If any of the conditions described above exist, drivers may continue driving until the intended destination is reached or until they are able to safely reach a secure location—but for no more than two extra hours. It is important that drivers notate their log when using the exemption. They must also provide as much detail as possible.
Using personal conveyance
Being clear with your driver about how and when to use personal conveyance is another way to be as prepared as possible this holiday season. For instance, personal conveyance should not be used if the driver runs out of hours while on the roadway. It should also not be used to drive home from a shipper or vendor. Here’s when driver should elect to use personal conveyance:
- From temporary lodging to a restaurant: Time spent traveling from a driver’s place of lodging during a trip, such as a motel or truck stop, to restaurants or entertainment facilities is personal conveyance.

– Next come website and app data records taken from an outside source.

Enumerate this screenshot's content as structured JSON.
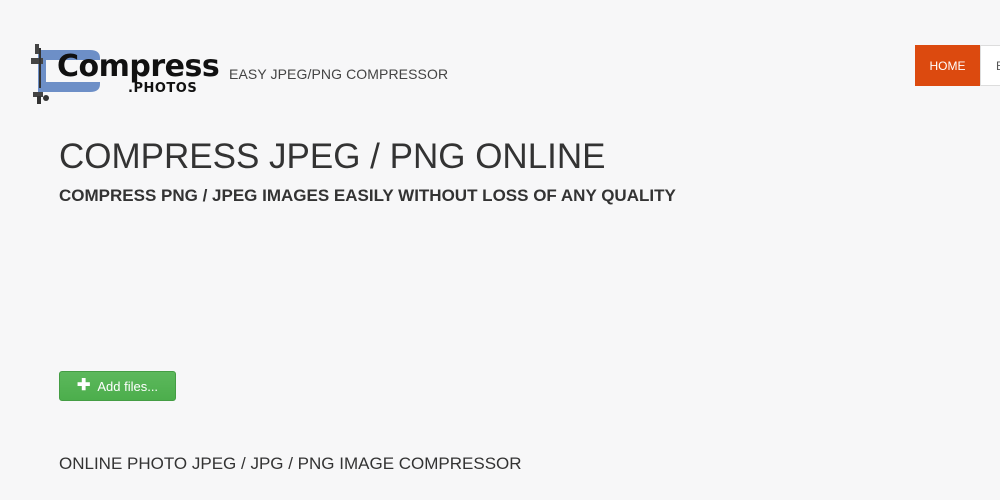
{
  "header": {
    "logo": {
      "main_text": "Compress",
      "sub_text": ".PHOTOS",
      "icon": "clamp-icon",
      "icon_color": "#6d8fc7"
    },
    "tagline": "EASY JPEG/PNG COMPRESSOR",
    "nav": [
      {
        "label": "HOME",
        "active": true
      },
      {
        "label": "E",
        "active": false
      }
    ]
  },
  "main": {
    "title": "COMPRESS JPEG / PNG ONLINE",
    "subtitle": "COMPRESS PNG / JPEG IMAGES EASILY WITHOUT LOSS OF ANY QUALITY",
    "add_button": {
      "icon": "plus-icon",
      "icon_glyph": "✚",
      "label": "Add files..."
    },
    "section_title": "ONLINE PHOTO JPEG / JPG / PNG IMAGE COMPRESSOR"
  },
  "colors": {
    "accent": "#dc4a0f",
    "button_green": "#5cb85c",
    "background": "#f7f7f8"
  }
}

- Between home and work: A driver’s journey back and forth between their home terminal and their residence, between trailer-drop lots and their residence, and between work sites and their residence all count as personal conveyance, with the following caveat: The commuting distance and time must be short enough to allow the driver to get enough sleep to return to work in an unfatigued state.
- Travel to a nearby safe location to rest after loading or unloading: Finding a safe place to park and rest is the most crucial element of personal conveyance for drivers on the road. The chosen rest location must be close enough to allow the driver time to get enough sleep before returning to work. The rest location also needs to be the nearest one that’s reasonably available, even if that means the trucker will have to drive farther when they are back on duty.
- Repositioning of a CMV at the request of a safety official during the driver’s off-duty time: If a driver is required to move a vehicle while off duty, this counts as personal conveyance.
- Time spent traveling in a motorcoach without passengers to en route lodging or to restaurants and entertainment facilities and back to the lodging: The driver, provided they are off duty, can claim personal conveyance for time spent traveling without passengers to a motel or truck stop, for example, as well as from their lodging location to a restaurant. Other off-duty drivers may be on board the vehicle; they are not considered passengers.
- Time spent transporting personal property while off duty: If, for example, an off-duty driver takes their CMV to a used auto parts shop and picks up a part for a car they are restoring at home as a hobby, this is considered personal conveyance.
- Authorized use of a CMV to travel home after working at an off-site location: This particular scenario is intended for construction and utility companies that set up base camps near a major job and operate from there for days or weeks at a time. These remote locations are considered off-site locations. Travel between home and that off-site location qualifies as personal conveyance.
With just a little planning ahead and help from HDVI, everyone on your team can have a happy holiday.